As I mentioned earlier loading such long queries can be a bit heavy for Management Studio. So during my testing I ran the queries with the Sqlcmd Utility (new and much enhanced version of osql) which is perfect for running queries entered at the command line or from a parameter file.
Running the test queries with sqlcmd utility is very easy. For testing purposes I used the command below to connect to the SQL Server instance, read from an input file and write output to an file.
SQL Server parse and compile time: CPU time = 83829 ms, elapsed time = 83893 ms
These results show the following trends:
Running the query required almost no I/O resources.

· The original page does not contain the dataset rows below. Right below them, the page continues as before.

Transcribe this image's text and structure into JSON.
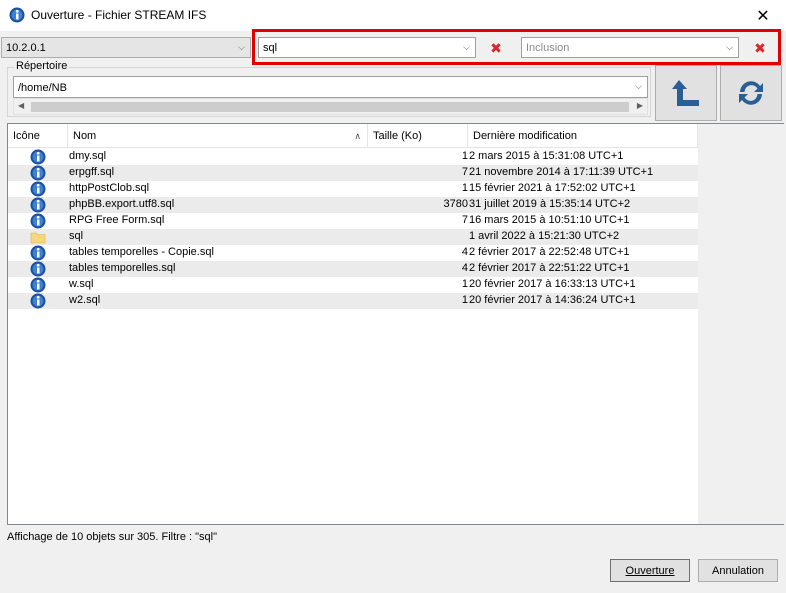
{
  "window": {
    "title": "Ouverture - Fichier STREAM IFS"
  },
  "toolbar": {
    "server": "10.2.0.1",
    "filter_value": "sql",
    "filter_mode_placeholder": "Inclusion"
  },
  "repository": {
    "label": "Répertoire",
    "path": "/home/NB"
  },
  "columns": {
    "icon": "Icône",
    "name": "Nom",
    "size": "Taille (Ko)",
    "modified": "Dernière modification"
  },
  "files": [
    {
      "name": "dmy.sql",
      "size": "1",
      "modified": "2 mars 2015 à 15:31:08 UTC+1",
      "type": "file"
    },
    {
      "name": "erpgff.sql",
      "size": "7",
      "modified": "21 novembre 2014 à 17:11:39 UTC+1",
      "type": "file"
    },
    {
      "name": "httpPostClob.sql",
      "size": "1",
      "modified": "15 février 2021 à 17:52:02 UTC+1",
      "type": "file"
    },
    {
      "name": "phpBB.export.utf8.sql",
      "size": "3780",
      "modified": "31 juillet 2019 à 15:35:14 UTC+2",
      "type": "file"
    },
    {
      "name": "RPG Free Form.sql",
      "size": "7",
      "modified": "16 mars 2015 à 10:51:10 UTC+1",
      "type": "file"
    },
    {
      "name": "sql",
      "size": "",
      "modified": "1 avril 2022 à 15:21:30 UTC+2",
      "type": "folder"
    },
    {
      "name": "tables temporelles - Copie.sql",
      "size": "4",
      "modified": "2 février 2017 à 22:52:48 UTC+1",
      "type": "file"
    },
    {
      "name": "tables temporelles.sql",
      "size": "4",
      "modified": "2 février 2017 à 22:51:22 UTC+1",
      "type": "file"
    },
    {
      "name": "w.sql",
      "size": "1",
      "modified": "20 février 2017 à 16:33:13 UTC+1",
      "type": "file"
    },
    {
      "name": "w2.sql",
      "size": "1",
      "modified": "20 février 2017 à 14:36:24 UTC+1",
      "type": "file"
    }
  ],
  "status": "Affichage de 10 objets sur 305. Filtre : \"sql\"",
  "buttons": {
    "open": "Ouverture",
    "cancel": "Annulation"
  },
  "colors": {
    "accent": "#2a5f95",
    "highlight": "#e00000",
    "clear": "#d8262b"
  }
}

Most of the time was "parse and compile time".
"parse and compile time" is mostly composed of CPU time.
The CPU time consumed raises as the query's text gets longer.
I have summarized the results into this Excel file; though the bottom line is included in the following table and graph:
Size of Query (KB)
CPU Time (ms)
Elapsed Time (ms)
The graphic below outlines the size of the query and the CPU time in milliseconds for the three tests conducted separated by a comma. Based on this information, I believe we have found out that lengthy SQL Server queries will consume your CPU.
When designing a DAL (Data Access Layer) or using one in your applications, you should take the following items into consideration:
Long SQL statements require a large amount of CPU to processes regardless of the actual record amount being fetched.
DAL architecture should address functionality challenges in addition to performance challenges including the length of the SQL query statement created. A good rule of thumb can be to make sure that all queries larger than 50KB are thoroughly tested to make sure they are not creating a performance issue.
DAL implementers might want to consider including a fuse for limiting the size of queries.
You might want to get more familiar with sqlcmd utility as this can be a key tool for testing, maintenance and general usage.
Last Update: 5/16/2008
About the author
Tal Olier is a database expert currently working for HP holding various positions in IT and R&D departments.
Interesting experiment, but I think the effect you're seeing is more a function of the number of connectives you have in the predicate than the actual length of the query string in bytes.
Try rerunning your tests, but instead of increasing the query size by adding "OR"s, make your predicate like this:
SELECT c1 FROM t1000 WHERE c1 = 5555 OR '<ABCD Short String>' = '<WXYZ Short String>'
Then, vary the length of your query by increasing the length of the two strings after the OR, keeping them distinct so that they don't inform the final result.
First, Yes you are correct,
Second , as I wrote in my article, this is a true story – I found
myself in a design review meeting when the question popped up: "What
is the maximum text length of queries should we aim for?". You can assume
that in the practical world where an automatic DAL (Data Access Layer) writes
your query for you the lengthy query are results of a lot of conditions (poor design)in the criteria clause and not one that is
Anyway, just to prove your point for you I wrote the following
script that created the test you asked for:
insertinto t1001 (c1, c2)values(1, @txt)
set @sql_stmt ='select c1 from t1001 where
c2 = '''+@txt+''''